*** Data provided ***
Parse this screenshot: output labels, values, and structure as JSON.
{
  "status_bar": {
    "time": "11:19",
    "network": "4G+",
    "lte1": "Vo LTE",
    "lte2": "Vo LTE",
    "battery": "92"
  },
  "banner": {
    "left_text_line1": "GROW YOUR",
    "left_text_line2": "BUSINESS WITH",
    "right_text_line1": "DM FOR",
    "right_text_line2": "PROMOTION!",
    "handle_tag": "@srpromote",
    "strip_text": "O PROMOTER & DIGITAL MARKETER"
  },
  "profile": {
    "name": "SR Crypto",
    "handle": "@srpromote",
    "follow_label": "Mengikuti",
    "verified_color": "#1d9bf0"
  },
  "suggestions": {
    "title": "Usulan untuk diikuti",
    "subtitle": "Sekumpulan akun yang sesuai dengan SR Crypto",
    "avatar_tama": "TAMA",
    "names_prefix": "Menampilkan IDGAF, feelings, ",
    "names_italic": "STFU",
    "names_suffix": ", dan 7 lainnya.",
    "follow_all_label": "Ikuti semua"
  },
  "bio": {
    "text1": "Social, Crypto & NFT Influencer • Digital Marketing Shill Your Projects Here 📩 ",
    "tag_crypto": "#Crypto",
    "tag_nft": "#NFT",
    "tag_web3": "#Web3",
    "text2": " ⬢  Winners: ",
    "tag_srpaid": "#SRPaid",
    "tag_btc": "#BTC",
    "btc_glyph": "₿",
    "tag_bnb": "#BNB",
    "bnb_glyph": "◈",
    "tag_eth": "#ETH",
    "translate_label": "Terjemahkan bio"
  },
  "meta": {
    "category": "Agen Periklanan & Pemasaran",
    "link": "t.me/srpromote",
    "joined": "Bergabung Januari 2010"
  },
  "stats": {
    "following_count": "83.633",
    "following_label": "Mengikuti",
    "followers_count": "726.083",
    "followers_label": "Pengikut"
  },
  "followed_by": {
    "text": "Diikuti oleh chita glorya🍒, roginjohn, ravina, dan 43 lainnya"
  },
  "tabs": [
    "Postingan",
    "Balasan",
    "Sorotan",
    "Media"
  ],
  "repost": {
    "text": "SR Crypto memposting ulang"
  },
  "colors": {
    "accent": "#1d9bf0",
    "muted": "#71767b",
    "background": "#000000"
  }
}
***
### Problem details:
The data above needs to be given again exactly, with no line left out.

### Your response:
Parse this screenshot: output labels, values, and structure as JSON.
{
  "status_bar": {
    "time": "11:19",
    "network": "4G+",
    "lte1": "Vo LTE",
    "lte2": "Vo LTE",
    "battery": "92"
  },
  "banner": {
    "left_text_line1": "GROW YOUR",
    "left_text_line2": "BUSINESS WITH",
    "right_text_line1": "DM FOR",
    "right_text_line2": "PROMOTION!",
    "handle_tag": "@srpromote",
    "strip_text": "O PROMOTER & DIGITAL MARKETER"
  },
  "profile": {
    "name": "SR Crypto",
    "handle": "@srpromote",
    "follow_label": "Mengikuti",
    "verified_color": "#1d9bf0"
  },
  "suggestions": {
    "title": "Usulan untuk diikuti",
    "subtitle": "Sekumpulan akun yang sesuai dengan SR Crypto",
    "avatar_tama": "TAMA",
    "names_prefix": "Menampilkan IDGAF, feelings, ",
    "names_italic": "STFU",
    "names_suffix": ", dan 7 lainnya.",
    "follow_all_label": "Ikuti semua"
  },
  "bio": {
    "text1": "Social, Crypto & NFT Influencer • Digital Marketing Shill Your Projects Here 📩 ",
    "tag_crypto": "#Crypto",
    "tag_nft": "#NFT",
    "tag_web3": "#Web3",
    "text2": " ⬢  Winners: ",
    "tag_srpaid": "#SRPaid",
    "tag_btc": "#BTC",
    "btc_glyph": "₿",
    "tag_bnb": "#BNB",
    "bnb_glyph": "◈",
    "tag_eth": "#ETH",
    "translate_label": "Terjemahkan bio"
  },
  "meta": {
    "category": "Agen Periklanan & Pemasaran",
    "link": "t.me/srpromote",
    "joined": "Bergabung Januari 2010"
  },
  "stats": {
    "following_count": "83.633",
    "following_label": "Mengikuti",
    "followers_count": "726.083",
    "followers_label": "Pengikut"
  },
  "followed_by": {
    "text": "Diikuti oleh chita glorya🍒, roginjohn, ravina, dan 43 lainnya"
  },
  "tabs": [
    "Postingan",
    "Balasan",
    "Sorotan",
    "Media"
  ],
  "repost": {
    "text": "SR Crypto memposting ulang"
  },
  "colors": {
    "accent": "#1d9bf0",
    "muted": "#71767b",
    "background": "#000000"
  }
}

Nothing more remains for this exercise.